How do you win a James Beard Award?
If you’re Laura Sawicki, the route to the food industry equivalent of an Oscar begins in Westport. It also runs through Texas, and includes an art history major, an electrical fire and a broken wrist.
After graduating from Staples in 1997, Laura headed to Colorado College. That art history degree led to entry-level — and not very fulfilling — jobs.
Her eureka! moment came while leafing through a food magazine at a doctor’s office. (No, that’s not the broken wrist part.)
Soon after, she enrolled in culinary school. Then came pastry jobs at Craftbar (Manhattan), Marlow & Sons (Brooklyn) and Paloma. But that Greenpoint restaurant went up in flames on Election Night 2008.

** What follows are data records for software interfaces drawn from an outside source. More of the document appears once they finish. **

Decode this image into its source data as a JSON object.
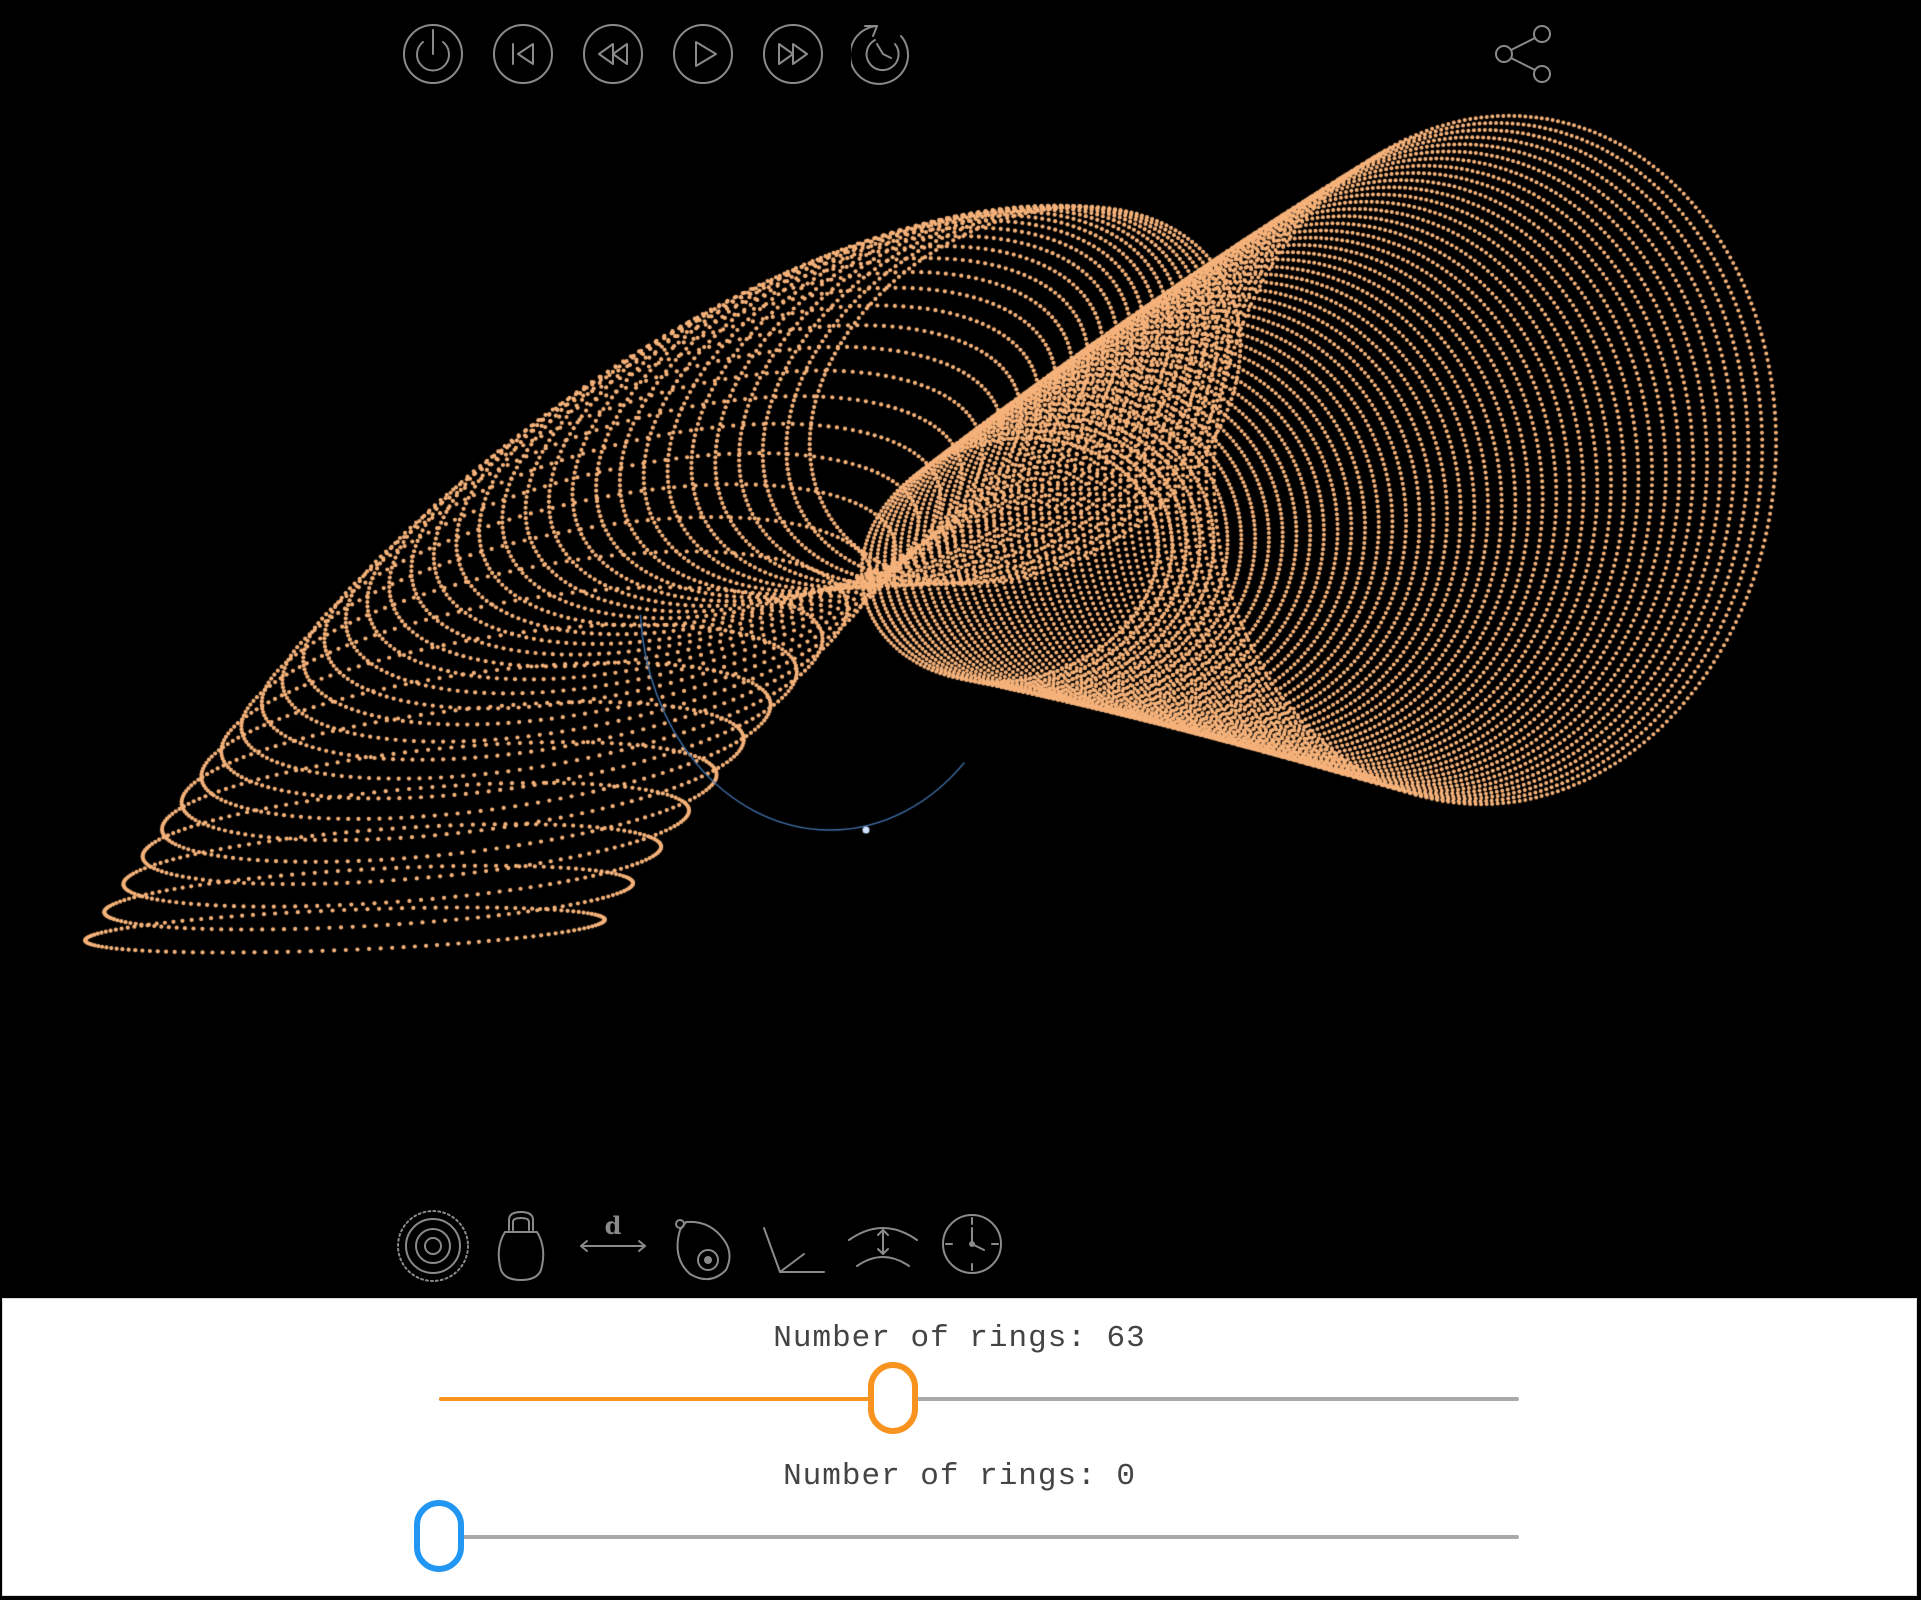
{
  "toolbar_top": {
    "icons": [
      "power-icon",
      "skip-back-icon",
      "rewind-icon",
      "play-icon",
      "fast-forward-icon",
      "reset-icon"
    ],
    "share_icon": "share-icon"
  },
  "toolbar_bottom": {
    "icons": [
      "rings-icon",
      "weight-icon",
      "distance-icon",
      "orbit-icon",
      "angle-icon",
      "arc-icon",
      "clock-icon"
    ],
    "distance_symbol": "d"
  },
  "visualization": {
    "dot_color": "#f5b27a",
    "helper_arc_color": "#3f6fa8"
  },
  "sliders": [
    {
      "label": "Number of rings: 63",
      "value_fraction": 0.42,
      "accent": "#f7931e"
    },
    {
      "label": "Number of rings: 0",
      "value_fraction": 0.0,
      "accent": "#2196f3"
    }
  ]
}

As Laura raced outside, she fell and broke her wrist. She was jobless for months during physical therapy.
But sweet things happened to the pastry chef. She was asked to consult on a project in Austin. From there, she was invited to run all the pastry at the restaurant.
That was 2009. She’s loved her life and work in the Lone Star State ever since.
In 2012, Food & Wine Magazine cited Laura as a Best New Pastry Chef.
In 2013, while at La Condesa, Laura was named a James Beard Best Pastry Chef semi-finalist. Only 20 chefs earn that rank.
This year, at Launderette, she is again a semi-finalist. The restaurant itself is one of 5 finalists for Best New Restaurant.
Winners will be announced in early May.
In theater, “break a leg” means “good luck.” In the culinary world — for Laura Sawicki, at least — the phrase might be “break a wrist.”
“06880” BONUS DESSERT FEATURE:
Want to know more about Sawicki’s creations? Austin 360 food critic Matthew Odam writes:
She hybridizes a few ideas with a fluffy and flaky take on apple pie ($9) laced with angular cuts of cheddar cheese on a plate made sticky with salted beer caramel. It’s at once an apples-and-cheese plate and a caramelized apple, and the unexpected sage ice cream on top is proof that nobody in town bests her in the ice cream game.
Sawicki exhibited more ice cream brilliance with the candied ginger ice cream on her English sticky toffee pudding ($9) and the cool, herbal blast of basil ice cream on a lemon curd tart ringed by compressed strawberries on a dish that glowed like an early afternoon at an Italian beach.
Completing the idea of dinner as a celebration, Sawicki’s dessert menu includes bite-size birthday cake ice cream sandwiches that taste like Mexican sheet cake ice cream wedged between soft layers of cookie dough.